Another week, another morning, and it was Dan Payne and Todd Domke sharing their insight on the race for State Auditor on WBUR. The "analysis" being offered amounts to this: Candidate Guy Glodis has said some really loutish stuff in the past, he's been "shown to be on the wrong side of nearly every liberal issue — gay rights, the death penalty, gun control, taxes, diversity." But he has $800,000 in the bank (though recent news stories of how some of that money got there have become problematic).

Suzanne Bump, on the other hand —credited with a record of being an "activist reformer" will soon "get a $100,000 bump in public funds, which will bring her cash on hand to nearly $200,000 — enough to run a heavy radio campaign."

There was some talk of her ties to the Patrick Administration and the insightful observation that she is a female candidate.

And there you have it.

—Oh, and by the way there's this other guy... Mike Lake "...he’ll have about $58,000" ...might act as a spoiler.


I'll make no bones about it. I'm a Mike Lake supporter.

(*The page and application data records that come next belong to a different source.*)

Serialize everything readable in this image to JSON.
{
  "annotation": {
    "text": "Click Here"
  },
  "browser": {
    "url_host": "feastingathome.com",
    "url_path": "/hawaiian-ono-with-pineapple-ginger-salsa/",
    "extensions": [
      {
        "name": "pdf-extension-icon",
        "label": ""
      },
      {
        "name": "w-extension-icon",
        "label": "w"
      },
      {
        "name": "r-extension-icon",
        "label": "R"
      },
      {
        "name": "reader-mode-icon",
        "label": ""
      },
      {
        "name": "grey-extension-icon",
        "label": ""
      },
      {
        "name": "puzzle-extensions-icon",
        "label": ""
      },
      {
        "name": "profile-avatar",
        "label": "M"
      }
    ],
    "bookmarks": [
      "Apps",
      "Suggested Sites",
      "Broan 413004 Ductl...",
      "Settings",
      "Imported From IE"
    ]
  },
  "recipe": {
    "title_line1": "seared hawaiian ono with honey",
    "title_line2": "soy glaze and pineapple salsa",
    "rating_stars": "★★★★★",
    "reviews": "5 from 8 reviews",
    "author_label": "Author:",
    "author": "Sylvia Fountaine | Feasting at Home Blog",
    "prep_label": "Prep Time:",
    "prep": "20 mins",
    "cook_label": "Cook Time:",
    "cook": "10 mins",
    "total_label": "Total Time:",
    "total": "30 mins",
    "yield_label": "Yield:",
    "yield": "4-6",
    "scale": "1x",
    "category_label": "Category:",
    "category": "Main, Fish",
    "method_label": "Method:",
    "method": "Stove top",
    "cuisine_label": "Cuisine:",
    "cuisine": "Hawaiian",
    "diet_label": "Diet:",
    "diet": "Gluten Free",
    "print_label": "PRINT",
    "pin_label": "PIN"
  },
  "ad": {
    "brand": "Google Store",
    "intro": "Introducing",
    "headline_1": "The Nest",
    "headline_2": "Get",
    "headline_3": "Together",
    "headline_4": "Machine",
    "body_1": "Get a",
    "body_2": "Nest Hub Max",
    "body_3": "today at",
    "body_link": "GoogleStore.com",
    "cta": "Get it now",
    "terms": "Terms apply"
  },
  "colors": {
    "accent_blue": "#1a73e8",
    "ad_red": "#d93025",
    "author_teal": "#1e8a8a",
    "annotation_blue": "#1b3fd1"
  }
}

I first met him at this June's Democratic Convention. I'd walked into that convention with an open mind about who to support in the Auditor's race and I found myself being pulled aside by Bump and Glodis supporters, each with dim views of the other candidate to share. From Lake and his supporters I got something entirely different. Here was a candidate who described his interest, not in holding the job —or how it would just belong there on his resumé, he described his interest in actually doing the work.

Mike gave a great speech at the convention and got his name on the ballot as the dark horse and he's been on the trail ever since, plugging away at his campaign —advancing his vision of a new role for the Auditor's Office as an activist advocate for better practices —for better government —where the transparency and accountability brought to the different agencies of our state's government can enable and empower reform and bring about simply more efficient and effective use of public funds.

Maybe that's just campaign rhetoric, I do talk that way sometimes, but as the campaign has played out there's come about opportunity to see his different approach in action.

When recently Auditor DeNucci, on his way out the door, announced that he intended to award his senior staff with raises, an action seen as something of "a fitting parting gift" from the guy who has held the office for more than twenty years, it was Mike Lake, who (while the other candidates cleared their throats and shuffled their feet) simply and unequivocally offered that this was "the wrong move at the wrong time." And Mike Lake pointed out that the first office he intended to audit if he was elected was the Auditor's Office.

That one move, though it is a pretty good indicator of how he would actually approach the job, doesn't qualify Mike Lake for the job. I can recognize that. But the balance in his campaign account shouldn't disqualify him either. That's the point I see lost in the pundit pronouncements flowing from my radio.

Our politics has got to be about something more than the dollars in the contest —especially in a race so much about the public dollar.

That's why I'm barking. Because, beyond the opinings of the political opinion elite, I believe we have a dog in the race.